DJI, a maker of civilian drones and aerial imaging technology, said it has strengthened its role in drone industry safety by committing to install airplane and helicopter detectors in new consumer drones. The move is part of a 10-point plan to ensure the world’s skies remain safe in the drone era, the company said.

All new DJI drone models released after January 1, 2020 that weigh more than 250 grams will include AirSense technology, which receives ADS-B signals from nearby airplanes and helicopters and warns drone pilots if they appear to be on a collision course. The company says this will be the largest single deployment of ADS-B collision awareness technology to date, and sets a new standard by putting professional-grade aviation safety technology in drones available to everyone.
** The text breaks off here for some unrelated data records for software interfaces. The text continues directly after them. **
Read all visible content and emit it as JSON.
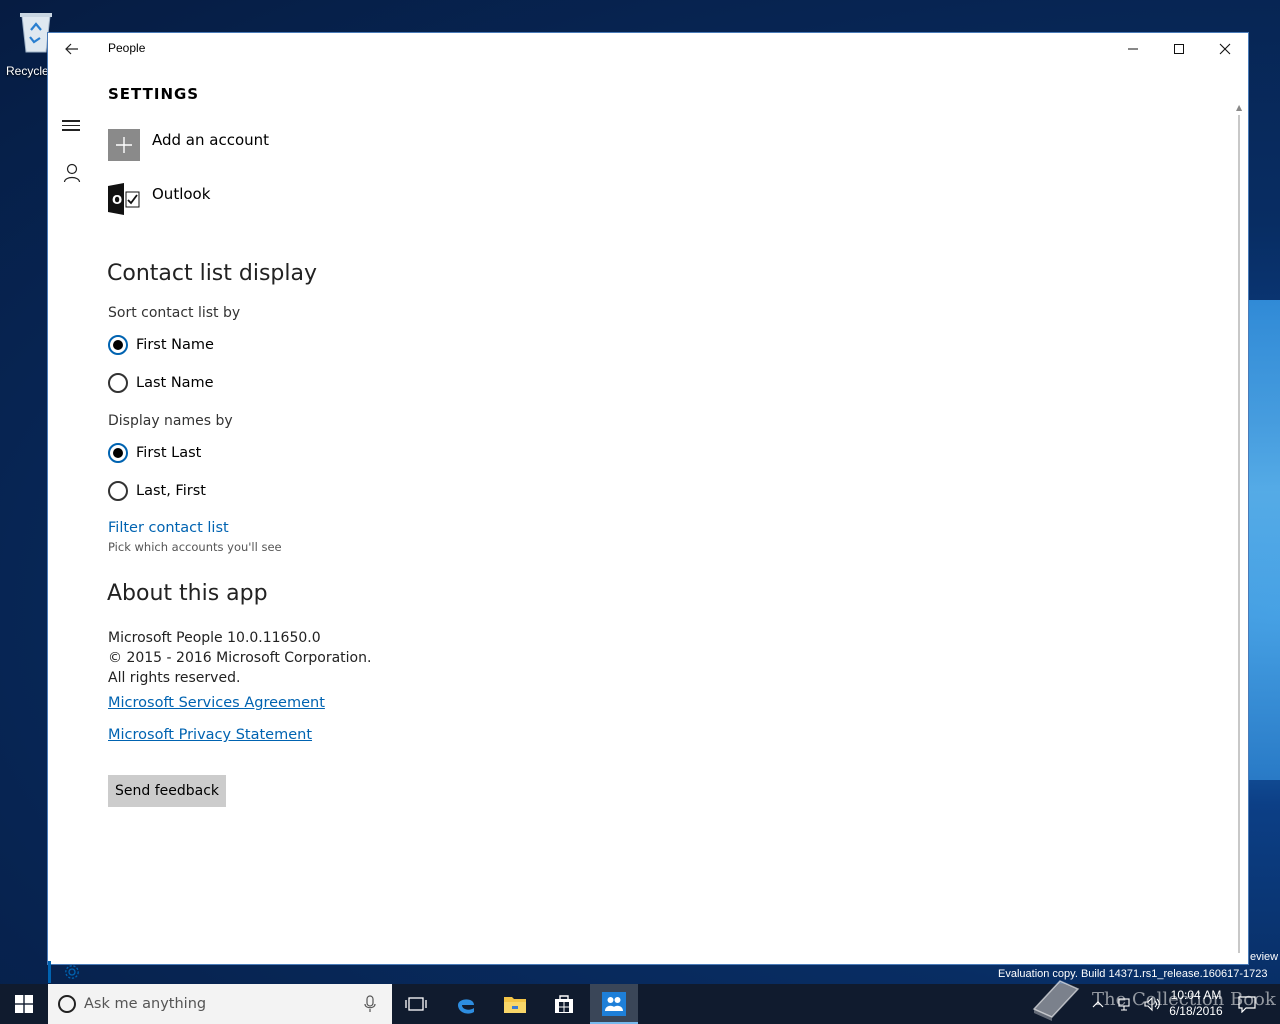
{
  "desktop": {
    "recycle_label": "Recycle",
    "eval_text": "Evaluation copy. Build 14371.rs1_release.160617-1723",
    "eval_partial": "eview",
    "watermark": "The Collection Book"
  },
  "window": {
    "title": "People",
    "page_title": "SETTINGS",
    "accounts": [
      {
        "label": "Add an account",
        "icon": "plus-icon"
      },
      {
        "label": "Outlook",
        "icon": "outlook-icon"
      }
    ],
    "contact_section": {
      "heading": "Contact list display",
      "sort_label": "Sort contact list by",
      "sort_options": [
        {
          "label": "First Name",
          "selected": true
        },
        {
          "label": "Last Name",
          "selected": false
        }
      ],
      "display_label": "Display names by",
      "display_options": [
        {
          "label": "First Last",
          "selected": true
        },
        {
          "label": "Last, First",
          "selected": false
        }
      ],
      "filter_link": "Filter contact list",
      "filter_note": "Pick which accounts you'll see"
    },
    "about_section": {
      "heading": "About this app",
      "version": "Microsoft People 10.0.11650.0",
      "copyright": "© 2015 - 2016 Microsoft Corporation.",
      "rights": "All rights reserved.",
      "services_link": "Microsoft Services Agreement",
      "privacy_link": "Microsoft Privacy Statement",
      "feedback_button": "Send feedback"
    }
  },
  "taskbar": {
    "search_placeholder": "Ask me anything",
    "time": "10:04 AM",
    "date": "6/18/2016"
  },
  "colors": {
    "accent": "#0063b1",
    "taskbar": "#101b2e"
  }
}
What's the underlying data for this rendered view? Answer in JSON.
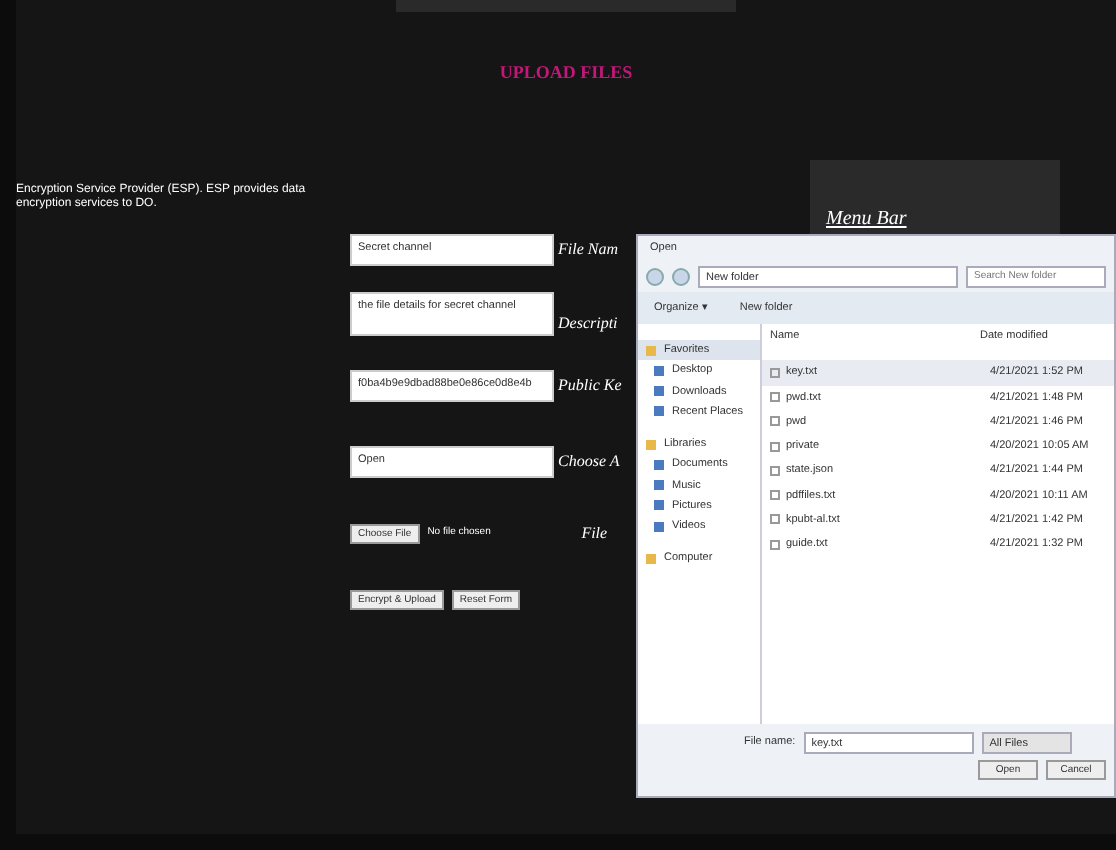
{
  "page": {
    "title": "UPLOAD FILES",
    "intro": "Encryption Service Provider (ESP). ESP provides data encryption services to DO.",
    "menu_title": "Menu Bar"
  },
  "form": {
    "fields": [
      {
        "kind": "text",
        "value": "Secret channel",
        "label": "File Nam"
      },
      {
        "kind": "textarea",
        "value": "the file details for secret channel",
        "label": "Descripti"
      },
      {
        "kind": "text",
        "value": "f0ba4b9e9dbad88be0e86ce0d8e4b",
        "label": "Public Ke"
      },
      {
        "kind": "select",
        "value": "Open",
        "label": "Choose A"
      },
      {
        "kind": "file",
        "button": "Choose File",
        "status": "No file chosen",
        "label": "File"
      }
    ],
    "buttons": [
      "Encrypt & Upload",
      "Reset Form"
    ]
  },
  "dialog": {
    "title": "Open",
    "path": "New folder",
    "search_placeholder": "Search New folder",
    "toolbar": [
      "Organize ▾",
      "New folder"
    ],
    "nav": [
      {
        "label": "Favorites",
        "selected": true,
        "children": [
          {
            "label": "Desktop",
            "selected": false
          },
          {
            "label": "Downloads",
            "selected": false
          },
          {
            "label": "Recent Places",
            "selected": false
          }
        ]
      },
      {
        "label": "Libraries",
        "selected": false,
        "children": [
          {
            "label": "Documents",
            "selected": false
          },
          {
            "label": "Music",
            "selected": false
          },
          {
            "label": "Pictures",
            "selected": false
          },
          {
            "label": "Videos",
            "selected": false
          }
        ]
      },
      {
        "label": "Computer",
        "selected": false
      }
    ],
    "columns": [
      "Name",
      "Date modified"
    ],
    "files": [
      {
        "name": "key.txt",
        "date": "4/21/2021 1:52 PM",
        "selected": true
      },
      {
        "name": "pwd.txt",
        "date": "4/21/2021 1:48 PM",
        "selected": false
      },
      {
        "name": "pwd",
        "date": "4/21/2021 1:46 PM",
        "selected": false
      },
      {
        "name": "private",
        "date": "4/20/2021 10:05 AM",
        "selected": false
      },
      {
        "name": "state.json",
        "date": "4/21/2021 1:44 PM",
        "selected": false
      },
      {
        "name": "pdffiles.txt",
        "date": "4/20/2021 10:11 AM",
        "selected": false
      },
      {
        "name": "kpubt-al.txt",
        "date": "4/21/2021 1:42 PM",
        "selected": false
      },
      {
        "name": "guide.txt",
        "date": "4/21/2021 1:32 PM",
        "selected": false
      }
    ],
    "file_name_label": "File name:",
    "file_name": "key.txt",
    "file_type": "All Files",
    "buttons": [
      "Open",
      "Cancel"
    ]
  }
}
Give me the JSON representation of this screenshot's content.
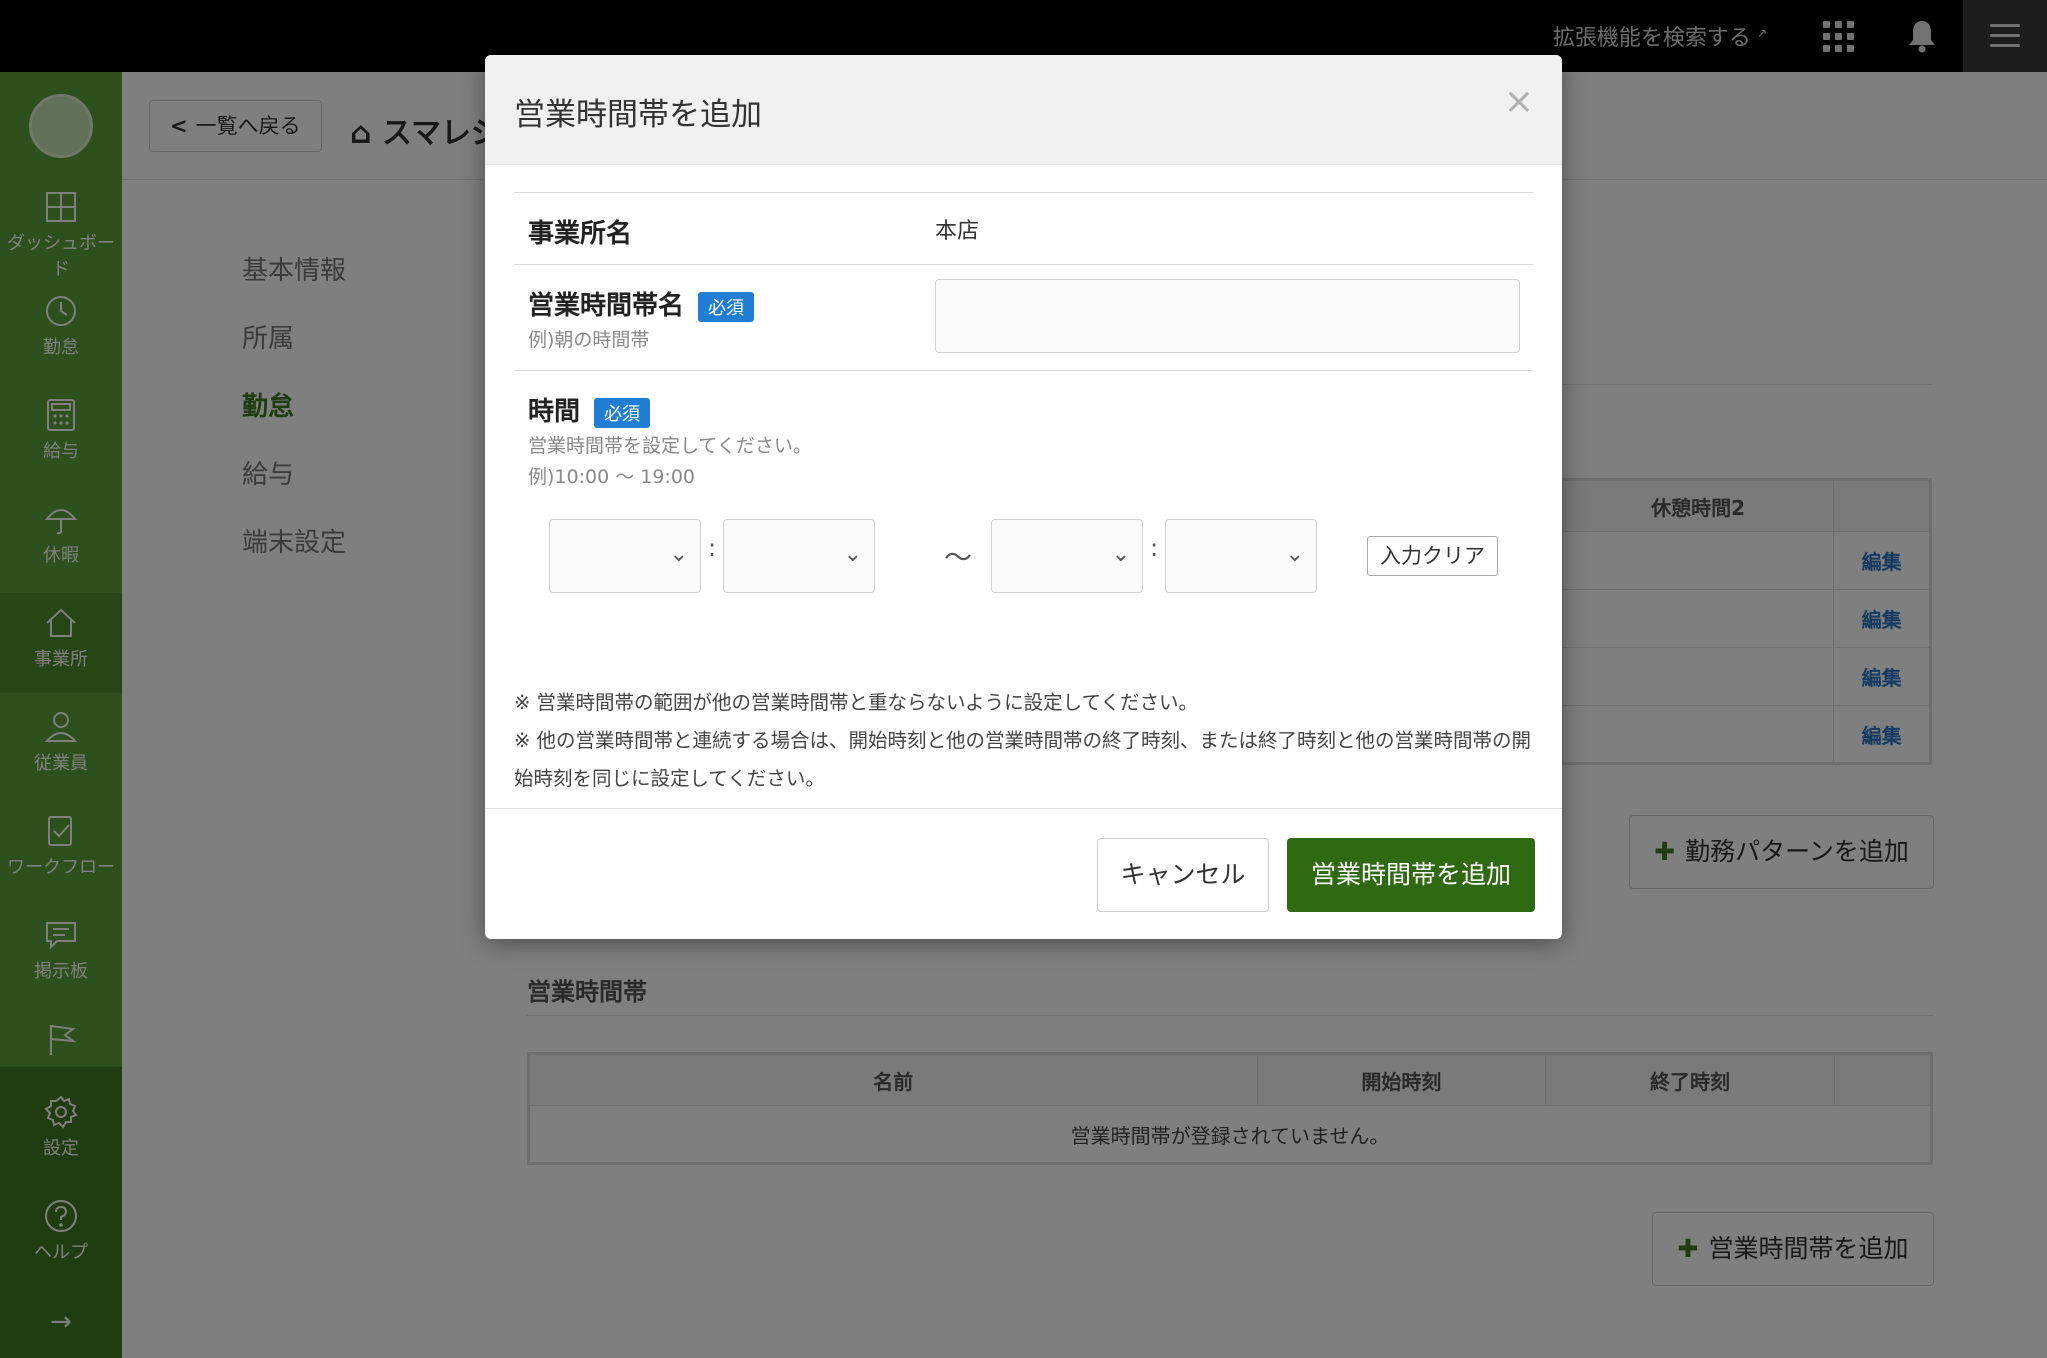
{
  "topbar": {
    "ext_search_label": "拡張機能を検索する",
    "ext_icon": "external-link-icon",
    "apps_icon": "apps-grid-icon",
    "bell_icon": "bell-icon",
    "menu_icon": "hamburger-menu-icon"
  },
  "sidebar": {
    "items": [
      {
        "label": "ダッシュボード",
        "icon": "dashboard-icon"
      },
      {
        "label": "勤怠",
        "icon": "clock-icon"
      },
      {
        "label": "給与",
        "icon": "calculator-icon"
      },
      {
        "label": "休暇",
        "icon": "umbrella-icon"
      },
      {
        "label": "事業所",
        "icon": "home-icon"
      },
      {
        "label": "従業員",
        "icon": "person-icon"
      },
      {
        "label": "ワークフロー",
        "icon": "checklist-icon"
      },
      {
        "label": "掲示板",
        "icon": "message-icon"
      },
      {
        "label": "",
        "icon": "flag-icon"
      },
      {
        "label": "設定",
        "icon": "gear-icon"
      },
      {
        "label": "ヘルプ",
        "icon": "help-icon"
      }
    ],
    "active_index": 4,
    "expand_icon": "→"
  },
  "header": {
    "back_label": "一覧へ戻る",
    "title": "スマレジ"
  },
  "subnav": {
    "items": [
      "基本情報",
      "所属",
      "勤怠",
      "給与",
      "端末設定"
    ],
    "active_index": 2
  },
  "background": {
    "break_table_header": "休憩時間2",
    "edit_label": "編集",
    "add_pattern_label": "勤務パターンを追加",
    "business_hours_section": "営業時間帯",
    "bh_columns": [
      "名前",
      "開始時刻",
      "終了時刻",
      ""
    ],
    "bh_empty": "営業時間帯が登録されていません。",
    "add_bh_label": "営業時間帯を追加"
  },
  "modal": {
    "title": "営業時間帯を追加",
    "close_icon": "×",
    "office_label": "事業所名",
    "office_value": "本店",
    "name_label": "営業時間帯名",
    "required_badge": "必須",
    "name_hint": "例)朝の時間帯",
    "name_value": "",
    "time_label": "時間",
    "time_hint1": "営業時間帯を設定してください。",
    "time_hint2": "例)10:00 ～ 19:00",
    "colon": ":",
    "tilde": "～",
    "clear_label": "入力クリア",
    "note1": "※ 営業時間帯の範囲が他の営業時間帯と重ならないように設定してください。",
    "note2": "※ 他の営業時間帯と連続する場合は、開始時刻と他の営業時間帯の終了時刻、または終了時刻と他の営業時間帯の開始時刻を同じに設定してください。",
    "cancel_label": "キャンセル",
    "submit_label": "営業時間帯を追加"
  },
  "colors": {
    "sidebar": "#5ba038",
    "sidebar_dark": "#3f7a22",
    "primary_button": "#2f6a12",
    "required_badge": "#1f7ed3",
    "link": "#2b77c6"
  }
}
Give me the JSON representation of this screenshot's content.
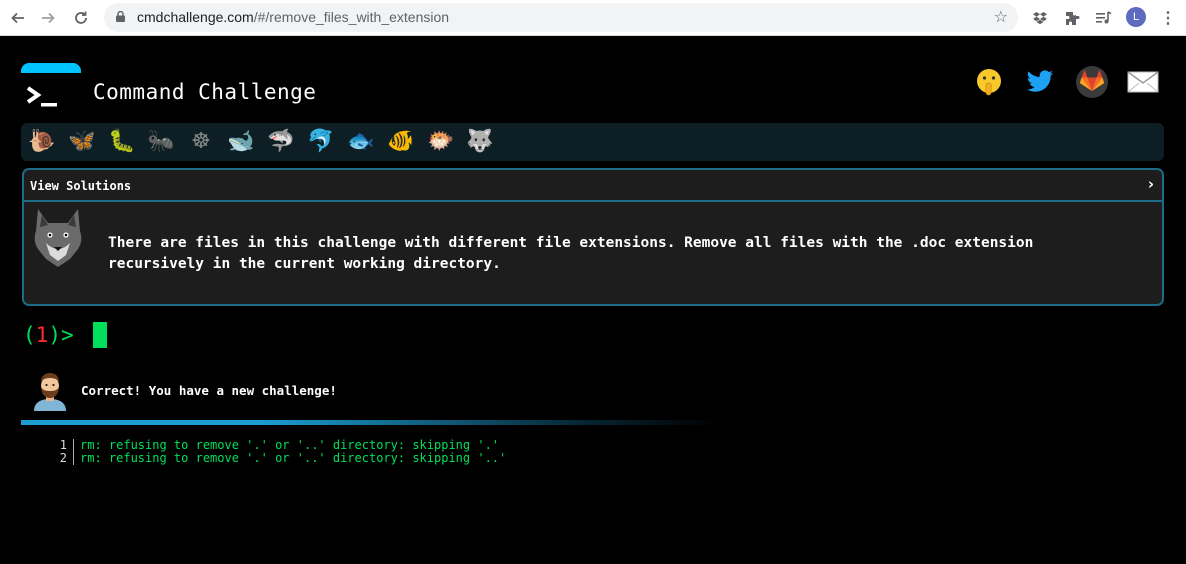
{
  "browser": {
    "url_domain": "cmdchallenge.com",
    "url_path": "/#/remove_files_with_extension",
    "profile_initial": "L",
    "icons": [
      "back-icon",
      "forward-icon",
      "reload-icon",
      "lock-icon",
      "bookmark-star-icon",
      "dropbox-icon",
      "extensions-icon",
      "reading-list-icon",
      "menu-icon"
    ]
  },
  "header": {
    "title": "Command Challenge",
    "logo_glyph": "terminal-prompt-icon",
    "social": [
      "shushing-face-icon",
      "twitter-icon",
      "gitlab-icon",
      "email-icon"
    ]
  },
  "badges": [
    {
      "name": "snail-icon",
      "glyph": "🐌"
    },
    {
      "name": "butterfly-icon",
      "glyph": "🦋"
    },
    {
      "name": "bug-icon",
      "glyph": "🐛"
    },
    {
      "name": "ant-icon",
      "glyph": "🐜"
    },
    {
      "name": "sun-wheel-icon",
      "glyph": "☸"
    },
    {
      "name": "whale-icon",
      "glyph": "🐋"
    },
    {
      "name": "shark-icon",
      "glyph": "🦈"
    },
    {
      "name": "dolphin-icon",
      "glyph": "🐬"
    },
    {
      "name": "fish-icon",
      "glyph": "🐟"
    },
    {
      "name": "tropical-fish-icon",
      "glyph": "🐠"
    },
    {
      "name": "blowfish-icon",
      "glyph": "🐡"
    },
    {
      "name": "wolf-icon",
      "glyph": "🐺"
    }
  ],
  "panel": {
    "header_label": "View Solutions",
    "chevron": "›",
    "challenge_text": "There are files in this challenge with different file extensions. Remove all files with the .doc extension recursively in the current working directory."
  },
  "prompt": {
    "open": "(",
    "number": "1",
    "close": ")>"
  },
  "feedback": {
    "message": "Correct! You have a new challenge!"
  },
  "output": {
    "lines": [
      {
        "num": "1",
        "text": "rm: refusing to remove '.' or '..' directory: skipping '.'"
      },
      {
        "num": "2",
        "text": "rm: refusing to remove '.' or '..' directory: skipping '..'"
      }
    ]
  },
  "colors": {
    "accent_blue": "#00c3ff",
    "panel_border": "#1d6b86",
    "terminal_green": "#00e05a",
    "prompt_number_red": "#ff2a2a"
  }
}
AirSense can detect airplanes and helicopters from miles away, farther than a drone pilot can hear or see them, and displays their locations on the screen of the pilot’s remote controller. It has previously been available only on some professional-grade DJI drones.

According to the company, DJI’s AirSense commitment is the first of 10 points in “Elevating Safety,” its new plan for how DJI, other drone manufacturers, and government officials around the world can maintain drones’ admirable safety record.

The 10 points are:

    DJI will install ADS-B receivers in all new drones above 250 grams

    DJI will develop a new automatic warning for drone pilots flying at extended distances

    DJI will establish an internal Safety Standards Group to meet regulatory and customer expectations

    Aviation industry groups must develop standards for reporting drone incidents

    All drone manufacturers should install geofencing and remote identification

    Governments must require remote identification

    Governments must require a user-friendly knowledge test for new drone pilots

    Governments must clearly designate sensitive restriction areas

    Local authorities must be allowed to respond to drone threats that are clear and serious

    Governments must increase enforcement of laws against unsafe drone operation

The company continued, stating “Elevating Safety” is based on a comprehensive evaluation of available drone safety data, which concludes that most drone incident data collected by government regulators is misleading or useless, and shows that many media accounts of midair drone incidents are false or unproven.

“When the public, media and regulators focus on outrageous incidents that did not occur, it draws attention away from risks that are less sensational but more prevalent,” said Brendan Schulman, DJI vice president for Policy & Legal Affairs.. “There has never been a confirmed collision between a drone and an airplane, but drones have struck low-flying helicopters at least twice. This led us to focus on AirSense as the next opportunity to make drones safer, and to embrace the challenge of adding ADS-B receivers to consumer drone models that are already in development.”

DJI’s schedule to add the ADS-B receivers aligns with the FAA’s upcoming requirement for essentially all airplanes and helicopters to be equipped with ADS-B transmitters in controlled airspace, starting January 1, 2020.